Pull-ups and diapers are controversial when discussing treatment of bedwetting in children. It is easier to simply put on absorbent disposable diapers or pull-ups at nighttime. Some believe if the child is young, less than 5-6 years of age, then bedwetting is not a significant problem, and it is acceptable to use disposables diapers or pull-ups to avoid wet beds while working through bedwetting issues.
If a child does not want to wear pull-ups and they are willing to help with their clothing and bedding care, then pull-ups and diapers should be avoided. In general, if a child and parent are motivated to correct the wetting at night, then disposables should not be used even in the younger children. If the child has just recently potty trained, then diapers and pull-ups can be used without much hesitation. Children who have been potty trained for more than one year should not be forced to use diapers or pull-ups if they do not want to.
The reason bedwetting seems to stop earlier in children without pull-ups is not completely understood. Clothes that are wet will more likely wake a sleeping child than will a full diaper. Waking in the middle of the night to change wet clothes might “teach” or “condition” a child to wake on their own prior to wetting.
Parents that are waking to change clothes and bedding are more likely to stay focused and motivated on treating the bedwetting problem. Parents that usually rely on diapers and pull-ups are more likely to “wait” for the child to outgrow the problem. Children that desire to stay out of diapers are also more likely to work with their parents in all other aspects of bedwetting care and prevention.

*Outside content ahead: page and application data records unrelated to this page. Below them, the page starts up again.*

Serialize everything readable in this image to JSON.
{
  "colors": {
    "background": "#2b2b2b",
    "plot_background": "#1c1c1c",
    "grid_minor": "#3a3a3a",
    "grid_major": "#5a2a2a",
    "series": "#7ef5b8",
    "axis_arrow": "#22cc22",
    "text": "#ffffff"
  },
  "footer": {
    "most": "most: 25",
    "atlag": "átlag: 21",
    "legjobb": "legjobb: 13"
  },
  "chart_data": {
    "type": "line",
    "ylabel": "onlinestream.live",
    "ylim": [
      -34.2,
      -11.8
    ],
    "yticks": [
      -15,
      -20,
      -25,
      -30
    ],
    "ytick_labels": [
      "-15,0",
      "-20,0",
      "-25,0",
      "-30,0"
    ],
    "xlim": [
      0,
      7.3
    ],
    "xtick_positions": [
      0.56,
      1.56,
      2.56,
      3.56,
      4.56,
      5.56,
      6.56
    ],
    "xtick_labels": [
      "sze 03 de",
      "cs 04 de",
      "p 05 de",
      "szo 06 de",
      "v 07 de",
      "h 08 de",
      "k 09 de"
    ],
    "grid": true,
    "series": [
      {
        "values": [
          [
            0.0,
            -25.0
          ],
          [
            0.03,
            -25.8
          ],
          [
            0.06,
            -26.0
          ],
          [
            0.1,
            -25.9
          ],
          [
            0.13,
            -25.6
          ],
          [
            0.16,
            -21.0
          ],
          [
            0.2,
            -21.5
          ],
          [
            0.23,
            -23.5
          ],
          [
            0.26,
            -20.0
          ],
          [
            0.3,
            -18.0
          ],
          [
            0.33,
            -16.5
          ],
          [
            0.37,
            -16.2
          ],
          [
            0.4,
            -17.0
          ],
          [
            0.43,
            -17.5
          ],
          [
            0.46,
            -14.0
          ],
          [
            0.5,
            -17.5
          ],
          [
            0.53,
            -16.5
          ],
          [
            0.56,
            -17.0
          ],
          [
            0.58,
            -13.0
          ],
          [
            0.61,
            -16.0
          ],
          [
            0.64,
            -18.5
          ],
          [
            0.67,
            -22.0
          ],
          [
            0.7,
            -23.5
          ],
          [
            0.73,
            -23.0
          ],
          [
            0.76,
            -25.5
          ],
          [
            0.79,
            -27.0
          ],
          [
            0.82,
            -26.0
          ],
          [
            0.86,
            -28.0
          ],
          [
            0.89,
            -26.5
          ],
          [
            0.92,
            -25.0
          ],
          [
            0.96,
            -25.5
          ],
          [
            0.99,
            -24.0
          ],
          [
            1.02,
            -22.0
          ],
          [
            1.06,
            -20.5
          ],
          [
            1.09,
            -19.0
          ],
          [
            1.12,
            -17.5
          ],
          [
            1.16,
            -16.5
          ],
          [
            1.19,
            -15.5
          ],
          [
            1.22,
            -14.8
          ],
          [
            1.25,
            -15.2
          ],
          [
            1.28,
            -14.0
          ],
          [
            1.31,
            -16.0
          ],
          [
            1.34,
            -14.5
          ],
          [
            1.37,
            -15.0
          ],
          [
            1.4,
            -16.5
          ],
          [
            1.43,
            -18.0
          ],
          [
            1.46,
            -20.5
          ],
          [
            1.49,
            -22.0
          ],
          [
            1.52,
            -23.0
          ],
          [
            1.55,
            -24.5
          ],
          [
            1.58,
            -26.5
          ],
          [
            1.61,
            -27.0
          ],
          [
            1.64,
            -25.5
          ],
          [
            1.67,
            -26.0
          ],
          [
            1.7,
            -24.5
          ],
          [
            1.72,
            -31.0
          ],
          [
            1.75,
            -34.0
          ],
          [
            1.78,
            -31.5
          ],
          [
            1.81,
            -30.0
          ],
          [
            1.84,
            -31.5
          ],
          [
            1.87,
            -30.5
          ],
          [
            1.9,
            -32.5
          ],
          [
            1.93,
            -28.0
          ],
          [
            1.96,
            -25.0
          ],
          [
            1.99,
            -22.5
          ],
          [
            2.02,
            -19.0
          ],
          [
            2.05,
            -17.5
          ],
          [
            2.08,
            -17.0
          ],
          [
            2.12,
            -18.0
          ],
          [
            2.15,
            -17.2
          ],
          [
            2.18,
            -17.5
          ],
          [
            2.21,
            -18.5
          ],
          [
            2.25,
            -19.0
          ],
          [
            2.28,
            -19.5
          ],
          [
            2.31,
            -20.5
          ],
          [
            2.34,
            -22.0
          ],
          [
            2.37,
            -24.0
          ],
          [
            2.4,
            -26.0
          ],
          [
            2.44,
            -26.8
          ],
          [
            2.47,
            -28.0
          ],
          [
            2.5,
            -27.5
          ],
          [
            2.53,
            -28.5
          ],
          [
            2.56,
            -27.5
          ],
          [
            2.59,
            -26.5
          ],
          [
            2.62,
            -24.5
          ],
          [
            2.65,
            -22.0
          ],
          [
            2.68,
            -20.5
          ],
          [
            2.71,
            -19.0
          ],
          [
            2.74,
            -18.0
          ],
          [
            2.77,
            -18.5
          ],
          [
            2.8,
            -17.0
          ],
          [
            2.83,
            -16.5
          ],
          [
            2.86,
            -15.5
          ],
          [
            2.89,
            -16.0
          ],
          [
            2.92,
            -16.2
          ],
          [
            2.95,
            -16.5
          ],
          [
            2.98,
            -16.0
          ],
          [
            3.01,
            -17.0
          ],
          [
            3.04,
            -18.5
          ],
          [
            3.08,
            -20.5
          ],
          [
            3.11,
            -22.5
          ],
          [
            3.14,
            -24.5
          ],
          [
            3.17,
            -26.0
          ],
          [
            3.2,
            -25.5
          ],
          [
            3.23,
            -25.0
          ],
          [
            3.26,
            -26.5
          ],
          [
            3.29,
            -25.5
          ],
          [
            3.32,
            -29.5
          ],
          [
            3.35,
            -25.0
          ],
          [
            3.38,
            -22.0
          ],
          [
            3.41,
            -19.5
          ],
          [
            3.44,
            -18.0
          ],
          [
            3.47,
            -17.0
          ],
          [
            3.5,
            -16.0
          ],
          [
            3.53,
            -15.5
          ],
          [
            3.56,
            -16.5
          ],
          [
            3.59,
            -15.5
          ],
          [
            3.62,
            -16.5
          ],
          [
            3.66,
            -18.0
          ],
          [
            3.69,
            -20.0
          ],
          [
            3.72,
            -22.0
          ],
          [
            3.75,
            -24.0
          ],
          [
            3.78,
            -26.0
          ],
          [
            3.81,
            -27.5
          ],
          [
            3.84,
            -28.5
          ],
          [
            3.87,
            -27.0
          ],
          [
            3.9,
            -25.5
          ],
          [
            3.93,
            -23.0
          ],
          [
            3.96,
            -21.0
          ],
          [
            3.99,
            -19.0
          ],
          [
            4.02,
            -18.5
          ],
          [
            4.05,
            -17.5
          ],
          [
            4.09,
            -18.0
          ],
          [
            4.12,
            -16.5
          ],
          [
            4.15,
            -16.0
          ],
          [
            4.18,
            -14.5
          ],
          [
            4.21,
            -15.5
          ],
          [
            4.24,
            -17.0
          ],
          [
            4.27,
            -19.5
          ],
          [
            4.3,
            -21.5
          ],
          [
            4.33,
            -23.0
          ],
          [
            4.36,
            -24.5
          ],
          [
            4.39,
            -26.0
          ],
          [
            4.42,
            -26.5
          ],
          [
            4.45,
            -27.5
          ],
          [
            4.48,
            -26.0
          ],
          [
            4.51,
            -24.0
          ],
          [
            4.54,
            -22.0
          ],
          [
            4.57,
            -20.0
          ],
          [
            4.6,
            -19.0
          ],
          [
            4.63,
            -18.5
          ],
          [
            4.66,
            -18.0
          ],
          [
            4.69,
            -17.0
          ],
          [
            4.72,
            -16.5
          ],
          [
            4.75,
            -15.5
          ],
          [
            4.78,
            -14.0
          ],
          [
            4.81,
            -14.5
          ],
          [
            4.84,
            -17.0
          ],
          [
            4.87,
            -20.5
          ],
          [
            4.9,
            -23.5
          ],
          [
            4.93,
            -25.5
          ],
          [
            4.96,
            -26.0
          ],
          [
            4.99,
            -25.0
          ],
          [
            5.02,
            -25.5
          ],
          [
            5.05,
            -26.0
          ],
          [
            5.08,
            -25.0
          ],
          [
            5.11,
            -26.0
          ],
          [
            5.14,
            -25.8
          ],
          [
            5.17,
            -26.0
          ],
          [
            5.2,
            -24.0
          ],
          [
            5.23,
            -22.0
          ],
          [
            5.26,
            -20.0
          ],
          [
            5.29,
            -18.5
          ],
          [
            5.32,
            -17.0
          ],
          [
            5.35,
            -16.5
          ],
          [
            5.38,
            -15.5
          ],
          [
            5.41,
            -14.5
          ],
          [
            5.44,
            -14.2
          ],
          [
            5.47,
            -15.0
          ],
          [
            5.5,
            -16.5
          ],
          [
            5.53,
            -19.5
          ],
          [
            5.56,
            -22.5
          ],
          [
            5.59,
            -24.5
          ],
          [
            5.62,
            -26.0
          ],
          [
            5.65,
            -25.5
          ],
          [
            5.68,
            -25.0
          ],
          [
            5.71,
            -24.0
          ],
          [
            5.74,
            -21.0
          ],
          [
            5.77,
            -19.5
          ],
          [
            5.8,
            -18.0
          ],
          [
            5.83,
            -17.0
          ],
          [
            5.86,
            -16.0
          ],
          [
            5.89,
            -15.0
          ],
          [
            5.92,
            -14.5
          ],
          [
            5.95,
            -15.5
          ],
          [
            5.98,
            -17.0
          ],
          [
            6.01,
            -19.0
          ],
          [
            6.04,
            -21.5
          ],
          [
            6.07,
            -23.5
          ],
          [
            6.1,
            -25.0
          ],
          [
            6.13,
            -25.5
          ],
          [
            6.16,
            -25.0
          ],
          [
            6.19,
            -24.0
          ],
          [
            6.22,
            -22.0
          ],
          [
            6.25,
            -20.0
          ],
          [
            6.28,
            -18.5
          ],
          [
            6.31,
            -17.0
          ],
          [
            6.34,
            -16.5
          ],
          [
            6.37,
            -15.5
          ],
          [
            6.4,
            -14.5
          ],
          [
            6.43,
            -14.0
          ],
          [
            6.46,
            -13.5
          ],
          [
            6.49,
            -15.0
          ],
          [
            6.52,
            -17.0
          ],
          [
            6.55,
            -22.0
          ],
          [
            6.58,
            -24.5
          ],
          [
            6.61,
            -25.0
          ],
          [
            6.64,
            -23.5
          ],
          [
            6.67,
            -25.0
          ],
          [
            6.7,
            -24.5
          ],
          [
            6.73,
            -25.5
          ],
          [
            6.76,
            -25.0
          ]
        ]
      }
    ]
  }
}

Dr. Smith is board certified and he has authored or co-authored many articles, papers, chapters, and books in Urology and Pediatric Urology. His research has been presented throughout the world. Dr. Smith’s dedication to helping children with urologic problems inspired him to establish PottyMD.